People who aren’t prepared for the cost of caring for aging parents may find themselves the victim of negative inheritance, which refers to the costs adult children must bear to care for loved ones that can outweigh any bequests they receive. This term is becoming more familiar to people as a growing number of Baby Boomers are left caring for their parents with their own dwindling resources.
About 30% of people between 45 and 64 with unmarried kids at home also care for an aging loved one. Nearly 20% of workers aged 45 and older also offer financial help to a parent. Caring for a loved one is not just an emotional challenge; it can also bring with it high financial costs. Family caregivers spend an average of 5 to 40 hours per week caring for a loved one. Caregivers often finance at least some of the cost out-of-pocket and many need to cut back hours at work or dip into their own retirement savings.
Negative inheritance is a real problem as it can force children to go through their own retirement savings or leave a surviving spouse with no means of paying for their own care. In many cases, adult children have to double the amount they withdrawal from their retirement portfolio to support themselves as well as an aging parent. The child’s financial plan is then rendered useless and they may be forced back to work. Sometimes negative inheritance comes when an aging spouse manages money poorly and wipes out savings.
For people who are at risk of supporting their aging parents on their own, it’s important to have a discussion with parents about their financial status and plans they may have for care. If there is no plan in place or savings won’t be enough to pay for late-in-life care, one option is purchasing long-term care insurance, a form of insurance that can cover up to half of the cost of nursing home or in-home health care. When this isn’t an option, it’s more important than ever to help parents manage their remaining assets.
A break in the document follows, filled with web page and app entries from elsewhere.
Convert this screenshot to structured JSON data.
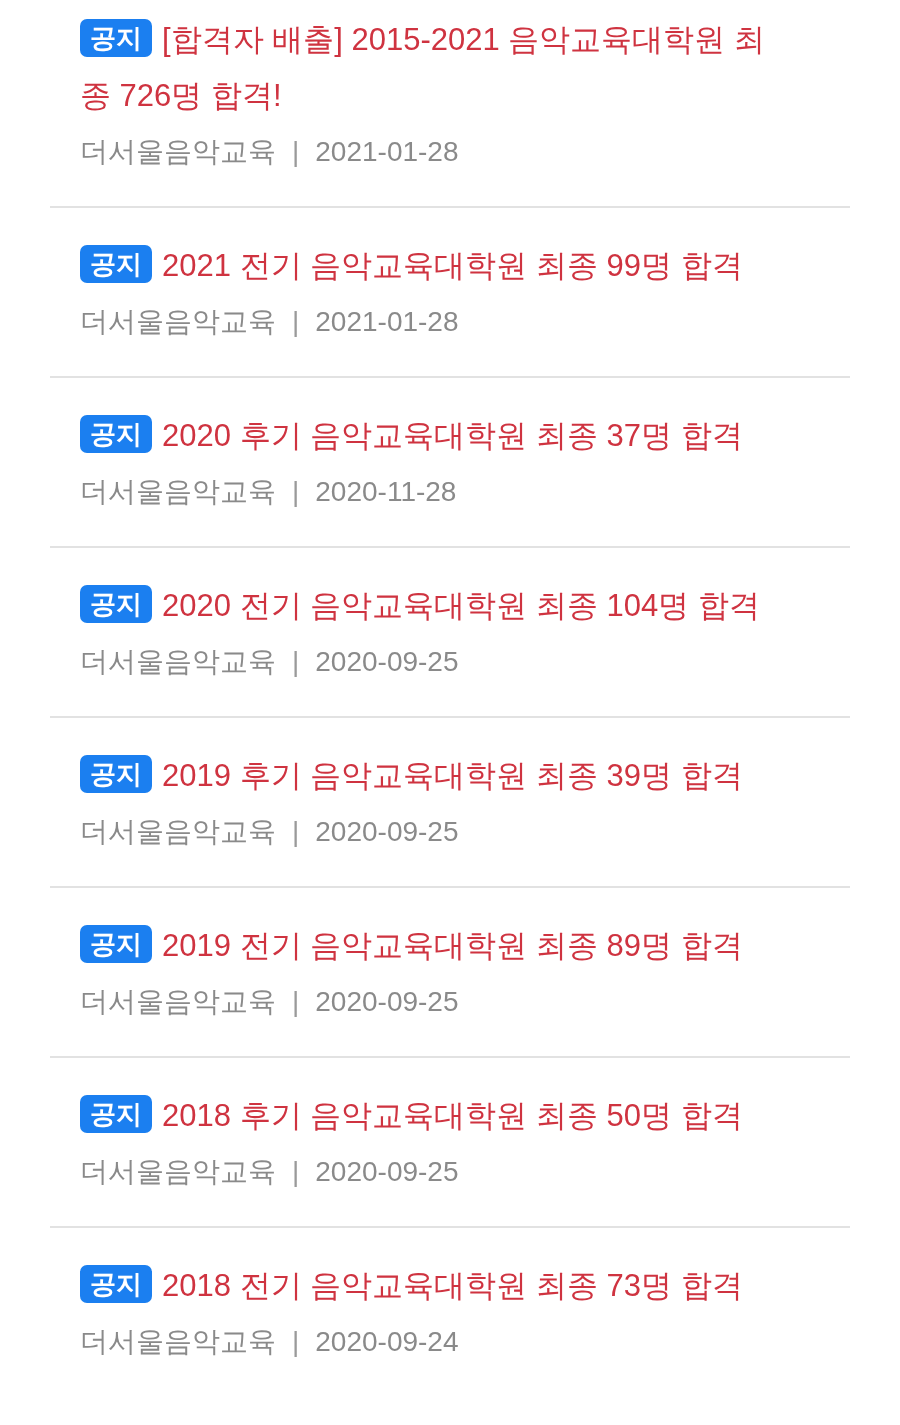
{
  "notices": [
    {
      "badge": "공지",
      "title": "[합격자 배출] 2015-2021 음악교육대학원 최종 726명 합격!",
      "author": "더서울음악교육",
      "separator": "|",
      "date": "2021-01-28"
    },
    {
      "badge": "공지",
      "title": "2021 전기 음악교육대학원 최종 99명 합격",
      "author": "더서울음악교육",
      "separator": "|",
      "date": "2021-01-28"
    },
    {
      "badge": "공지",
      "title": "2020 후기 음악교육대학원 최종 37명 합격",
      "author": "더서울음악교육",
      "separator": "|",
      "date": "2020-11-28"
    },
    {
      "badge": "공지",
      "title": "2020 전기 음악교육대학원 최종 104명 합격",
      "author": "더서울음악교육",
      "separator": "|",
      "date": "2020-09-25"
    },
    {
      "badge": "공지",
      "title": "2019 후기 음악교육대학원 최종 39명 합격",
      "author": "더서울음악교육",
      "separator": "|",
      "date": "2020-09-25"
    },
    {
      "badge": "공지",
      "title": "2019 전기 음악교육대학원 최종 89명 합격",
      "author": "더서울음악교육",
      "separator": "|",
      "date": "2020-09-25"
    },
    {
      "badge": "공지",
      "title": "2018 후기 음악교육대학원 최종 50명 합격",
      "author": "더서울음악교육",
      "separator": "|",
      "date": "2020-09-25"
    },
    {
      "badge": "공지",
      "title": "2018 전기 음악교육대학원 최종 73명 합격",
      "author": "더서울음악교육",
      "separator": "|",
      "date": "2020-09-24"
    }
  ]
}
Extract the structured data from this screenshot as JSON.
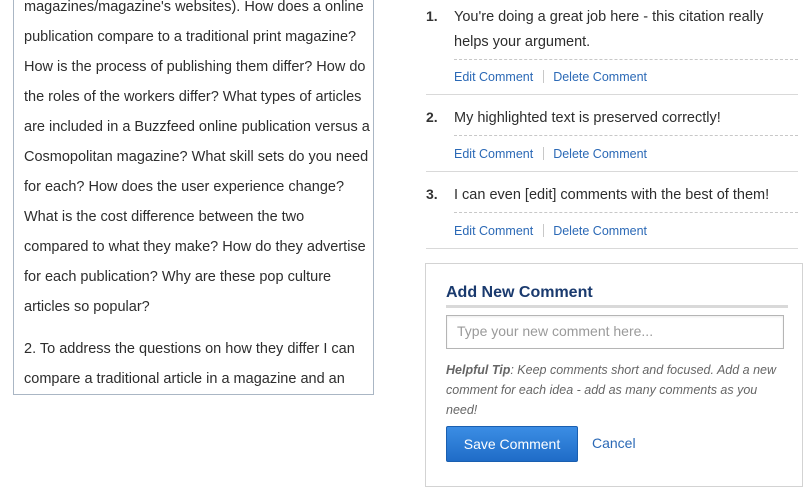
{
  "document": {
    "lines": [
      "magazines/magazine's websites). How does a online",
      "publication compare to a traditional print magazine?",
      "How is the process of publishing them differ? How do",
      "the roles of the workers differ? What types of articles",
      "are included in a Buzzfeed online publication versus a",
      "Cosmopolitan magazine? What skill sets do you need",
      "for each? How does the user experience change?",
      "What is the cost difference between the two",
      "compared to what they make? How do they advertise",
      "for each publication? Why are these pop culture",
      "articles so popular?"
    ],
    "paragraph2_lines": [
      "2. To address the questions on how they differ I can",
      "compare a traditional article in a magazine and an"
    ]
  },
  "comments": [
    {
      "number": "1.",
      "text": "You're doing a great job here - this citation really helps your argument.",
      "edit_label": "Edit Comment",
      "delete_label": "Delete Comment"
    },
    {
      "number": "2.",
      "text": "My highlighted text is preserved correctly!",
      "edit_label": "Edit Comment",
      "delete_label": "Delete Comment"
    },
    {
      "number": "3.",
      "text": "I can even [edit] comments with the best of them!",
      "edit_label": "Edit Comment",
      "delete_label": "Delete Comment"
    }
  ],
  "add_comment": {
    "title": "Add New Comment",
    "placeholder": "Type your new comment here...",
    "tip_label": "Helpful Tip",
    "tip_text": ": Keep comments short and focused. Add a new comment for each idea - add as many comments as you need!",
    "save_label": "Save Comment",
    "cancel_label": "Cancel"
  },
  "colors": {
    "link": "#2b69b6",
    "title": "#1a3a6e",
    "button": "#2f7ed8"
  }
}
The best way to avoid this burden and ensure everyone in the family gets the care they need is to have a proactive discussion. Many people choose to work with an elder law lawyer attorney who can talk with aging parents to review their assets and help set up a plan for care. Contact Felinton Elder Law in Florida at (561) 290-2179 or in Maryland at (301) 610-0055 for advice on long-term care and financial planning.